(What the task asks): From the entries provided below, copy each line that contains the word "JSON".

(Data listing):

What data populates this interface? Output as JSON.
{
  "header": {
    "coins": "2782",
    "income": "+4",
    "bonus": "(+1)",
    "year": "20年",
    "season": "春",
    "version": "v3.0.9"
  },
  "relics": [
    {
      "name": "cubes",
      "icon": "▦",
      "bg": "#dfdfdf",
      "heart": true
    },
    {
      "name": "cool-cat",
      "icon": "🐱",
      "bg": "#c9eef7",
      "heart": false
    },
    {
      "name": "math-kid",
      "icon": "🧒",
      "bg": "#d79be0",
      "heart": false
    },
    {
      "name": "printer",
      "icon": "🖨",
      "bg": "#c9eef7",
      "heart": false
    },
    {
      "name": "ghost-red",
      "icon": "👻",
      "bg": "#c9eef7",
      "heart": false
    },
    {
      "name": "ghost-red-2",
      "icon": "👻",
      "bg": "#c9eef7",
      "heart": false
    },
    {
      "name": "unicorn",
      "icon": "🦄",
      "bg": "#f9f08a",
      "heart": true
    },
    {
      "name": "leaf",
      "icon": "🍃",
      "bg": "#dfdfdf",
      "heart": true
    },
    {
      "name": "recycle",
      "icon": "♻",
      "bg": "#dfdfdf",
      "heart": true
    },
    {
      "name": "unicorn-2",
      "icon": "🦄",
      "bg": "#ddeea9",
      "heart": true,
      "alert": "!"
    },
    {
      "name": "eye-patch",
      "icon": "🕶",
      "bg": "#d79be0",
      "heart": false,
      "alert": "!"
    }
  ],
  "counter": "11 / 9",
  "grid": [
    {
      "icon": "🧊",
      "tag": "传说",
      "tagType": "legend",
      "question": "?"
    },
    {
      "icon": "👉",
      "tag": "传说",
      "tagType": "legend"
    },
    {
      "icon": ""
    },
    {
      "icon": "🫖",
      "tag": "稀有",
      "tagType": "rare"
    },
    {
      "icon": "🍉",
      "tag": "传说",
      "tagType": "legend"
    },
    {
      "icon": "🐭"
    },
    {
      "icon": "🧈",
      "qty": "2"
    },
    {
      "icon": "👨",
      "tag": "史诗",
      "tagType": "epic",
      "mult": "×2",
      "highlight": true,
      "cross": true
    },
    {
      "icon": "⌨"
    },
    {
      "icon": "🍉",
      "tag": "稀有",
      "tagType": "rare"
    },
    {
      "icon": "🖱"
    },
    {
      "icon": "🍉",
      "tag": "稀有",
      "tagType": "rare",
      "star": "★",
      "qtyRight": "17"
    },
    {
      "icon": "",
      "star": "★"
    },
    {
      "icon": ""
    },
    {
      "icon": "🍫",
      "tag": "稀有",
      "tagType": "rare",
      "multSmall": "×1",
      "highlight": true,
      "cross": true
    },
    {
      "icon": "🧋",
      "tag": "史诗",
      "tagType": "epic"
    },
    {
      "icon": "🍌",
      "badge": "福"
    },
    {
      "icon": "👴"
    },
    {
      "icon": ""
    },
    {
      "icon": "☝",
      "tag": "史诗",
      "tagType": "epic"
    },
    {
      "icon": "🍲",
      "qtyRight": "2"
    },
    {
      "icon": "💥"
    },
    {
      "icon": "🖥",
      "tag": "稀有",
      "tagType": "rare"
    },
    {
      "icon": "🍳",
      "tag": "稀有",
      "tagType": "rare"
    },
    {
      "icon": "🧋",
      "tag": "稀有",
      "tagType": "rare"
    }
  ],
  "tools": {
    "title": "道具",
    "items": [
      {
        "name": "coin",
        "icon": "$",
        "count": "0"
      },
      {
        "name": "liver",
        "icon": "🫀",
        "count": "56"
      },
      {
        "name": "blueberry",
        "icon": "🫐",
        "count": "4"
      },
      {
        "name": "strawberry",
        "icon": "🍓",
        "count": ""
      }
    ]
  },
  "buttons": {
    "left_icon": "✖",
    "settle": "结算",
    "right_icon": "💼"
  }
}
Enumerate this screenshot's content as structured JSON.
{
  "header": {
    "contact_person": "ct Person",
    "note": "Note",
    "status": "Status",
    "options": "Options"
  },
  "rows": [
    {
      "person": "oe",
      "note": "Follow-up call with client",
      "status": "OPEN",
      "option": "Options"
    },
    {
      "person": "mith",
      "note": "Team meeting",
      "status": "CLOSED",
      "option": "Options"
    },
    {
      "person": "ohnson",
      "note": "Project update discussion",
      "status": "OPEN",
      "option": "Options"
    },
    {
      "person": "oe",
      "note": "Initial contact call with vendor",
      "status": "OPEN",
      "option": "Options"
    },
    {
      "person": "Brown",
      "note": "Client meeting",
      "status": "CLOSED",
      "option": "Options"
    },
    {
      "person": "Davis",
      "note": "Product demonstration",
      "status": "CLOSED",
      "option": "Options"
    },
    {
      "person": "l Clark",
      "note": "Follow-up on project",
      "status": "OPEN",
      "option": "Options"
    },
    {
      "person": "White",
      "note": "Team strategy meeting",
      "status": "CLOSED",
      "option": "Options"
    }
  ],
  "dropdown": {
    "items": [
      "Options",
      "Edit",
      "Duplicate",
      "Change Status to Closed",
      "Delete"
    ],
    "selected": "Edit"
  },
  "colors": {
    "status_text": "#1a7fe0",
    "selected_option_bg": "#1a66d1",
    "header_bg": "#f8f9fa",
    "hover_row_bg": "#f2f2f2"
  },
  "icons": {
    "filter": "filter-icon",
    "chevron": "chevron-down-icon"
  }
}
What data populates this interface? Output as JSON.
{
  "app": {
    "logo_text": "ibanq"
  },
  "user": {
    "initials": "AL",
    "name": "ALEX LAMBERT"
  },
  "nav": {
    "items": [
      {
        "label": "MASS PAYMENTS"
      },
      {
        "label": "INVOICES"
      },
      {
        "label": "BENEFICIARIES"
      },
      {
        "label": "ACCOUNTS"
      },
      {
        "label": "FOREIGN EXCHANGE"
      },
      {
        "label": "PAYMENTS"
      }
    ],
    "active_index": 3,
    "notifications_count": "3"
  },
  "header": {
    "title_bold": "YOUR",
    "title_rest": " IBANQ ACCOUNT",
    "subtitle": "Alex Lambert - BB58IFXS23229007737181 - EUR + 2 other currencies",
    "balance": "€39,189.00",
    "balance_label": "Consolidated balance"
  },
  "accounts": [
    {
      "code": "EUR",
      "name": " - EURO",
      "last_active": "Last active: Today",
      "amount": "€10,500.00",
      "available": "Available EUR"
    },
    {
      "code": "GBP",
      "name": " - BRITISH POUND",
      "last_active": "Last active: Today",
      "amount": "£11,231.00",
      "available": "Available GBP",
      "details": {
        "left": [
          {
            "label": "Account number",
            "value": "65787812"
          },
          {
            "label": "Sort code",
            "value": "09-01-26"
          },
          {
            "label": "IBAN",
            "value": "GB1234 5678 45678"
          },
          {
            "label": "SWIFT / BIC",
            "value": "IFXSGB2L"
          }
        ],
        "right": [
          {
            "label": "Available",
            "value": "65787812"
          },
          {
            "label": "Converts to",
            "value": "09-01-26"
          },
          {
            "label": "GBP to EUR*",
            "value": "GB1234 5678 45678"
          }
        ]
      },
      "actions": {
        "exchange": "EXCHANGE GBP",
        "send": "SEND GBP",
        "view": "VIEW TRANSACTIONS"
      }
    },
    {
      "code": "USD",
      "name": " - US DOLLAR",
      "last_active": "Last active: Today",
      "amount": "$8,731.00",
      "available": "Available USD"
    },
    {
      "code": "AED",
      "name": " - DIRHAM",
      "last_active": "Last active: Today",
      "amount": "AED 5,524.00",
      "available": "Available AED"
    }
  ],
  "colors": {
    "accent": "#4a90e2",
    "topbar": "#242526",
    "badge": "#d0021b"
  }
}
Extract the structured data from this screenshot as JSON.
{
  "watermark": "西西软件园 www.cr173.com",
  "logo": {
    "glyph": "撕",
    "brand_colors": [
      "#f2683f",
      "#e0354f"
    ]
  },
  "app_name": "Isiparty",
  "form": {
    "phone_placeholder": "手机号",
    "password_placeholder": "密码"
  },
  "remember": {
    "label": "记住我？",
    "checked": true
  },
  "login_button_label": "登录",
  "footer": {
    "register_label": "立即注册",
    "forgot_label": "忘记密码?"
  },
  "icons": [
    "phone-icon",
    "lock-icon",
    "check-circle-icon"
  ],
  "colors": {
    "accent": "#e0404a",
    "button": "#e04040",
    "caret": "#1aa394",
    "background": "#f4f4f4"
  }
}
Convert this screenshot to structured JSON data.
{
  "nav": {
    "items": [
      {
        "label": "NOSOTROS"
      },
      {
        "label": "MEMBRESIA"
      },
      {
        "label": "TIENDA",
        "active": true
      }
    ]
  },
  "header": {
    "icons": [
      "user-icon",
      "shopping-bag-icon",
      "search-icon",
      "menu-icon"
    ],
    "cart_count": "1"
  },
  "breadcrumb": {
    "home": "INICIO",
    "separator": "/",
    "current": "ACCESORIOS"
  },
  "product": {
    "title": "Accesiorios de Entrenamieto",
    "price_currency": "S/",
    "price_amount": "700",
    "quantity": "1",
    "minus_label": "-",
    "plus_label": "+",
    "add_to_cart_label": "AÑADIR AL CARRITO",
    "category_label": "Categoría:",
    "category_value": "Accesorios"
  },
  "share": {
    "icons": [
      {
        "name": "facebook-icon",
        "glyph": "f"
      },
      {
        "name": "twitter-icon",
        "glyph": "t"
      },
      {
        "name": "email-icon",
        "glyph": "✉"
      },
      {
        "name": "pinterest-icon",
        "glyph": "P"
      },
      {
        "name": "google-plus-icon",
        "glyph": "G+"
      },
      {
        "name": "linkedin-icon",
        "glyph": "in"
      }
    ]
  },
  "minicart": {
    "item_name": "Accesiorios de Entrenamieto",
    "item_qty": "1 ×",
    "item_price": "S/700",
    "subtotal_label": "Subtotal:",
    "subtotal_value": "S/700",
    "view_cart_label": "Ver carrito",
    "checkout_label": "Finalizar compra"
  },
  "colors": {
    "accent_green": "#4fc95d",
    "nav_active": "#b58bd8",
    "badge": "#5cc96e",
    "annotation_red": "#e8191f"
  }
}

(Answer box):
What data populates this interface? Output as JSON.
Enumerate this screenshot's content as structured JSON.
What data populates this interface? Output as JSON.
Extract the structured data from this screenshot as JSON.
Convert this screenshot to structured JSON data.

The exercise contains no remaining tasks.